---- DATA

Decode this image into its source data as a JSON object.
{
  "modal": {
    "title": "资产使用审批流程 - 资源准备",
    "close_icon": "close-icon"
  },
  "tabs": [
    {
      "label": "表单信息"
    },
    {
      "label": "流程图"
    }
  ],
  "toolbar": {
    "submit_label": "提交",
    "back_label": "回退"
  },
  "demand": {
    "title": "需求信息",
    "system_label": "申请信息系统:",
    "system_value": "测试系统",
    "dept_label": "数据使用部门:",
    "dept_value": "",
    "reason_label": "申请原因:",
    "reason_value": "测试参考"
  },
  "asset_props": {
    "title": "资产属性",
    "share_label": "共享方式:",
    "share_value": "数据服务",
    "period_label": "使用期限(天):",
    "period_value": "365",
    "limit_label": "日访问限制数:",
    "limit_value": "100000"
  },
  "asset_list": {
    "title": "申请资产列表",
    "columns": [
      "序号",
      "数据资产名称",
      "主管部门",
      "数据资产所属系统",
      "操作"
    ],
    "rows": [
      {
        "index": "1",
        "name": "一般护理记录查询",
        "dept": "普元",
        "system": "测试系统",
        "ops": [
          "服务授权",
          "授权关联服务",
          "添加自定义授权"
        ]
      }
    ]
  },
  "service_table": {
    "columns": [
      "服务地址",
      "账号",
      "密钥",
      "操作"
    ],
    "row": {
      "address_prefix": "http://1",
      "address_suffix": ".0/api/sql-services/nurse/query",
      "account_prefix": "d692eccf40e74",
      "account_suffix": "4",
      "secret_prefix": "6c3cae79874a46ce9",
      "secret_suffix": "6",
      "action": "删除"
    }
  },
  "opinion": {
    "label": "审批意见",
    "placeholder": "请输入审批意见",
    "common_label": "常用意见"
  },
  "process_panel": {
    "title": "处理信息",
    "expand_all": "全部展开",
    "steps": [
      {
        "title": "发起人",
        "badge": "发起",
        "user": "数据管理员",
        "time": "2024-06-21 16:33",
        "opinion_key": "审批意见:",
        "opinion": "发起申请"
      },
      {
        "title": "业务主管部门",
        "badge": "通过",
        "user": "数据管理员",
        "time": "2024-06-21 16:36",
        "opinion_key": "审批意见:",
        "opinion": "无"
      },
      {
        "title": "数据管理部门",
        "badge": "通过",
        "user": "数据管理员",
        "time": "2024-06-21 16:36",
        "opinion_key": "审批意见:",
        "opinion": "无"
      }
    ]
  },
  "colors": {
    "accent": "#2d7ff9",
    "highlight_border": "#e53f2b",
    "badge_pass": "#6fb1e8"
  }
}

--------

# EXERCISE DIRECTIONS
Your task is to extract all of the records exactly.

# TASK OUTPUT
Decode this image into its source data as a JSON object.
{
  "modal": {
    "title": "资产使用审批流程 - 资源准备",
    "close_icon": "close-icon"
  },
  "tabs": [
    {
      "label": "表单信息"
    },
    {
      "label": "流程图"
    }
  ],
  "toolbar": {
    "submit_label": "提交",
    "back_label": "回退"
  },
  "demand": {
    "title": "需求信息",
    "system_label": "申请信息系统:",
    "system_value": "测试系统",
    "dept_label": "数据使用部门:",
    "dept_value": "",
    "reason_label": "申请原因:",
    "reason_value": "测试参考"
  },
  "asset_props": {
    "title": "资产属性",
    "share_label": "共享方式:",
    "share_value": "数据服务",
    "period_label": "使用期限(天):",
    "period_value": "365",
    "limit_label": "日访问限制数:",
    "limit_value": "100000"
  },
  "asset_list": {
    "title": "申请资产列表",
    "columns": [
      "序号",
      "数据资产名称",
      "主管部门",
      "数据资产所属系统",
      "操作"
    ],
    "rows": [
      {
        "index": "1",
        "name": "一般护理记录查询",
        "dept": "普元",
        "system": "测试系统",
        "ops": [
          "服务授权",
          "授权关联服务",
          "添加自定义授权"
        ]
      }
    ]
  },
  "service_table": {
    "columns": [
      "服务地址",
      "账号",
      "密钥",
      "操作"
    ],
    "row": {
      "address_prefix": "http://1",
      "address_suffix": ".0/api/sql-services/nurse/query",
      "account_prefix": "d692eccf40e74",
      "account_suffix": "4",
      "secret_prefix": "6c3cae79874a46ce9",
      "secret_suffix": "6",
      "action": "删除"
    }
  },
  "opinion": {
    "label": "审批意见",
    "placeholder": "请输入审批意见",
    "common_label": "常用意见"
  },
  "process_panel": {
    "title": "处理信息",
    "expand_all": "全部展开",
    "steps": [
      {
        "title": "发起人",
        "badge": "发起",
        "user": "数据管理员",
        "time": "2024-06-21 16:33",
        "opinion_key": "审批意见:",
        "opinion": "发起申请"
      },
      {
        "title": "业务主管部门",
        "badge": "通过",
        "user": "数据管理员",
        "time": "2024-06-21 16:36",
        "opinion_key": "审批意见:",
        "opinion": "无"
      },
      {
        "title": "数据管理部门",
        "badge": "通过",
        "user": "数据管理员",
        "time": "2024-06-21 16:36",
        "opinion_key": "审批意见:",
        "opinion": "无"
      }
    ]
  },
  "colors": {
    "accent": "#2d7ff9",
    "highlight_border": "#e53f2b",
    "badge_pass": "#6fb1e8"
  }
}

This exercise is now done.